### TASK GOAL
Only an exact copy of every record counts as an answer.

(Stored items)

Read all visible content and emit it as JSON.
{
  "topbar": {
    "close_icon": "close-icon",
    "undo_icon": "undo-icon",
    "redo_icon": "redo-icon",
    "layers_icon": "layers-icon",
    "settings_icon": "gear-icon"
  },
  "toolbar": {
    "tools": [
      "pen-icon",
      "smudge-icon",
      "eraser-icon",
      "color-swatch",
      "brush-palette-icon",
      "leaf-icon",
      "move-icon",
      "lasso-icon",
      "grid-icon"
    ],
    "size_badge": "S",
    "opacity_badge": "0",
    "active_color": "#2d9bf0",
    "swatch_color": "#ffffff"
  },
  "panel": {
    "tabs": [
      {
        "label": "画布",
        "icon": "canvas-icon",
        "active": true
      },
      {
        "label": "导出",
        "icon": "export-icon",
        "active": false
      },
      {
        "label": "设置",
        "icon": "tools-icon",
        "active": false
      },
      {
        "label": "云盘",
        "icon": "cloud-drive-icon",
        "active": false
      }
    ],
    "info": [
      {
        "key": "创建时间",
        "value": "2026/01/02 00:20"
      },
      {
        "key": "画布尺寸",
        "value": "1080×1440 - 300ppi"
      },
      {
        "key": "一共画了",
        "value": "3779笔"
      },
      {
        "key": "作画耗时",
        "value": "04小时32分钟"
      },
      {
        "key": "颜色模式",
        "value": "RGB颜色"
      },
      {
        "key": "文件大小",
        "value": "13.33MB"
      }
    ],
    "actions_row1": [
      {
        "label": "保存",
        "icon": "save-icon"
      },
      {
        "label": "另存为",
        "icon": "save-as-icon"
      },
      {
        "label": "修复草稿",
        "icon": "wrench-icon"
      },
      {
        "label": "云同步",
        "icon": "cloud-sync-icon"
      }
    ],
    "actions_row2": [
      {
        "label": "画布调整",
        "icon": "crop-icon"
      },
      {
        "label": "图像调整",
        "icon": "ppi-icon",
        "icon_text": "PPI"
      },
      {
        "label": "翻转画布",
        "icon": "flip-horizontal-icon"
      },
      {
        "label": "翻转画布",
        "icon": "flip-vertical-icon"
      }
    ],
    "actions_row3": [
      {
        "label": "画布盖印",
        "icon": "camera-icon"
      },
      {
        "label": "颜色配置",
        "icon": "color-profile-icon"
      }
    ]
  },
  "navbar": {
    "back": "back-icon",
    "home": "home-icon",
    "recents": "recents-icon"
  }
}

### THE ANSWER
Read all visible content and emit it as JSON.
{
  "topbar": {
    "close_icon": "close-icon",
    "undo_icon": "undo-icon",
    "redo_icon": "redo-icon",
    "layers_icon": "layers-icon",
    "settings_icon": "gear-icon"
  },
  "toolbar": {
    "tools": [
      "pen-icon",
      "smudge-icon",
      "eraser-icon",
      "color-swatch",
      "brush-palette-icon",
      "leaf-icon",
      "move-icon",
      "lasso-icon",
      "grid-icon"
    ],
    "size_badge": "S",
    "opacity_badge": "0",
    "active_color": "#2d9bf0",
    "swatch_color": "#ffffff"
  },
  "panel": {
    "tabs": [
      {
        "label": "画布",
        "icon": "canvas-icon",
        "active": true
      },
      {
        "label": "导出",
        "icon": "export-icon",
        "active": false
      },
      {
        "label": "设置",
        "icon": "tools-icon",
        "active": false
      },
      {
        "label": "云盘",
        "icon": "cloud-drive-icon",
        "active": false
      }
    ],
    "info": [
      {
        "key": "创建时间",
        "value": "2026/01/02 00:20"
      },
      {
        "key": "画布尺寸",
        "value": "1080×1440 - 300ppi"
      },
      {
        "key": "一共画了",
        "value": "3779笔"
      },
      {
        "key": "作画耗时",
        "value": "04小时32分钟"
      },
      {
        "key": "颜色模式",
        "value": "RGB颜色"
      },
      {
        "key": "文件大小",
        "value": "13.33MB"
      }
    ],
    "actions_row1": [
      {
        "label": "保存",
        "icon": "save-icon"
      },
      {
        "label": "另存为",
        "icon": "save-as-icon"
      },
      {
        "label": "修复草稿",
        "icon": "wrench-icon"
      },
      {
        "label": "云同步",
        "icon": "cloud-sync-icon"
      }
    ],
    "actions_row2": [
      {
        "label": "画布调整",
        "icon": "crop-icon"
      },
      {
        "label": "图像调整",
        "icon": "ppi-icon",
        "icon_text": "PPI"
      },
      {
        "label": "翻转画布",
        "icon": "flip-horizontal-icon"
      },
      {
        "label": "翻转画布",
        "icon": "flip-vertical-icon"
      }
    ],
    "actions_row3": [
      {
        "label": "画布盖印",
        "icon": "camera-icon"
      },
      {
        "label": "颜色配置",
        "icon": "color-profile-icon"
      }
    ]
  },
  "navbar": {
    "back": "back-icon",
    "home": "home-icon",
    "recents": "recents-icon"
  }
}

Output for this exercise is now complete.